Warp Quotes (7 quotes)
All minds quote. Old and new make the warp and woof of every moment. There is no thread that is not a twist of these two strands.
If there be some who, though ignorant of all mathematics, take upon them to judge of these, and dare to reprove this work, because of some passage of Scripture, which they have miserably warped to their purpose, I regard them not, and even despise their rash judgment. … What I have done in this matter, I submit principally to your Holiness, and then to the judgment of all learned mathematicians.
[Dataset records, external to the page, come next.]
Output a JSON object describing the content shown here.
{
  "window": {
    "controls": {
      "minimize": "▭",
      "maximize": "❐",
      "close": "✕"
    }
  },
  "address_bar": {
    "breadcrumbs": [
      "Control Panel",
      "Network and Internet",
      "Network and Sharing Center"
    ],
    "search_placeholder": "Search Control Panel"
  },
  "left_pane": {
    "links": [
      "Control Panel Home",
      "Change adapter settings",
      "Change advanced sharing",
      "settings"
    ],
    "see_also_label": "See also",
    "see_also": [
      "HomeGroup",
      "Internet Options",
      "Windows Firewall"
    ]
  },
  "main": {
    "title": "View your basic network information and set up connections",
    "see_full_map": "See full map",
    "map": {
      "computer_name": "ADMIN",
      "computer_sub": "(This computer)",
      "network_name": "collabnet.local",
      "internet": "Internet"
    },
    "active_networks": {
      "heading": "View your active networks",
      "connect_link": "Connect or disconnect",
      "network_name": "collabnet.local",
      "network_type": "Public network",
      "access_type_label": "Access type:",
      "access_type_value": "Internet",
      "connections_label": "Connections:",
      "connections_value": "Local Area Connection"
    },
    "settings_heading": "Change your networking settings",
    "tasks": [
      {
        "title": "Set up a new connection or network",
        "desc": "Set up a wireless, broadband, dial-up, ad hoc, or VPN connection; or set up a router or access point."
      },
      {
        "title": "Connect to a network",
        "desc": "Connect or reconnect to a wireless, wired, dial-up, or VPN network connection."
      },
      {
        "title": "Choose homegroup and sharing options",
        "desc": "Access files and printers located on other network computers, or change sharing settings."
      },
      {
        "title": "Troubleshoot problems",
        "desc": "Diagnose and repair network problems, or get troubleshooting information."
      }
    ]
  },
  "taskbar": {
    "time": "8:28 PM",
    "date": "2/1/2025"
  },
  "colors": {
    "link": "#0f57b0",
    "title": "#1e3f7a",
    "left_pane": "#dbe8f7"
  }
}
And that I may not seem to promise your Holiness more concerning the utility of this work than I am able to perform, I pass now to the work itself.
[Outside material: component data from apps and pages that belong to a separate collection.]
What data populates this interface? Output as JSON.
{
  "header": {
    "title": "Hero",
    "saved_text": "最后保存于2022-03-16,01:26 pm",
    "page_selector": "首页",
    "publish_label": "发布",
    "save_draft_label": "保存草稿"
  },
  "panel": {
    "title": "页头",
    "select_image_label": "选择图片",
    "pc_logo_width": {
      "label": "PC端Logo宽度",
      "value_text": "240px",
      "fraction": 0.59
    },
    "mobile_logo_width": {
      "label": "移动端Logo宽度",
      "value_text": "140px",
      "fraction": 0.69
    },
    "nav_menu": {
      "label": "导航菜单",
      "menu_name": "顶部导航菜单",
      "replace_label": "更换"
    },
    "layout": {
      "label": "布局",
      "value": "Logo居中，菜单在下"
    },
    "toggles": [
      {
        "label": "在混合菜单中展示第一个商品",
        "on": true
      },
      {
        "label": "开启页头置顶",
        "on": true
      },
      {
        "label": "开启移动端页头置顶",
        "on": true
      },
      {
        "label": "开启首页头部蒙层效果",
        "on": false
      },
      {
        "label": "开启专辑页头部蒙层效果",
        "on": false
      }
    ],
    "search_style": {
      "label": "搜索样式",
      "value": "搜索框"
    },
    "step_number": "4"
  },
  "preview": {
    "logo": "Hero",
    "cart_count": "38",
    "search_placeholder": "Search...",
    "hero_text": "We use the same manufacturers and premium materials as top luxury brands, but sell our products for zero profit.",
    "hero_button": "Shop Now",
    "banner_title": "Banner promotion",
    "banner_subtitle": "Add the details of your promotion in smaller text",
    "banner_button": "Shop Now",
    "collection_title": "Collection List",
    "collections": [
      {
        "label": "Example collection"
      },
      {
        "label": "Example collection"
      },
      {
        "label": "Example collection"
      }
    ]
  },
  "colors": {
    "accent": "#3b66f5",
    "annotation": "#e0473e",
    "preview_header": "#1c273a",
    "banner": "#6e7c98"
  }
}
Of all the conceptions of the human mind from unicorns to gargoyles to the hydrogen bomb perhaps the most fantastic is the black hole: a hole in space with a definite edge over which anything can fall and nothing can escape; a hole with a gravitational field so strong that even light is caught and held in its grip; a hole that curves space and warps time.
The Earth does not orbit the sun because of any gravitational pull that the sun exerts on Earth; rather, the sun, being a rather massive object, warps the fabric of space time around it, and the Earth, in attempting to move in a straight line, is instead placed into its near-circular orbit around the sun due to this warping.
The edge of the sea is a strange and beautiful place. All through the long history of Earth it has been an area of unrest where waves have broken heavily against the land, where the tides have pressed forward over the continents, receded, and then returned. For no two successive days is the shore line precisely the same. Not only do the tides advance and retreat in their eternal rhythms, but the level of the sea itself is never at rest. It rises or falls as the glaciers melt or grow, as the floor of the deep ocean basins shifts under its increasing load of sediments, or as the Earth’s crust along the continental margins warps up or down in adjustment to strain and tension. Today a little more land may belong to the sea, tomorrow a little less. Always the edge of the sea remains an elusive and indefinable boundary.
The woof and warp of all thought and all research is symbols, and the life of thought and science is the life inherent in symbols; so that it is wrong to say that a good language is important to good thought, merely; for it is the essence of it.
What is the shape of space? Is it flat, or is it bent? Is it nicely laid out, or is it warped and shrunken? Is it finite, or is it infinite? Which of the following does space resemble more: (a) a sheet of paper, (b) an endless desert, (c) a soap bubble, (d) a doughnut, (e) an Escher drawing, (f) an ice cream cone, (g) the branches of a tree, or (h) a human body?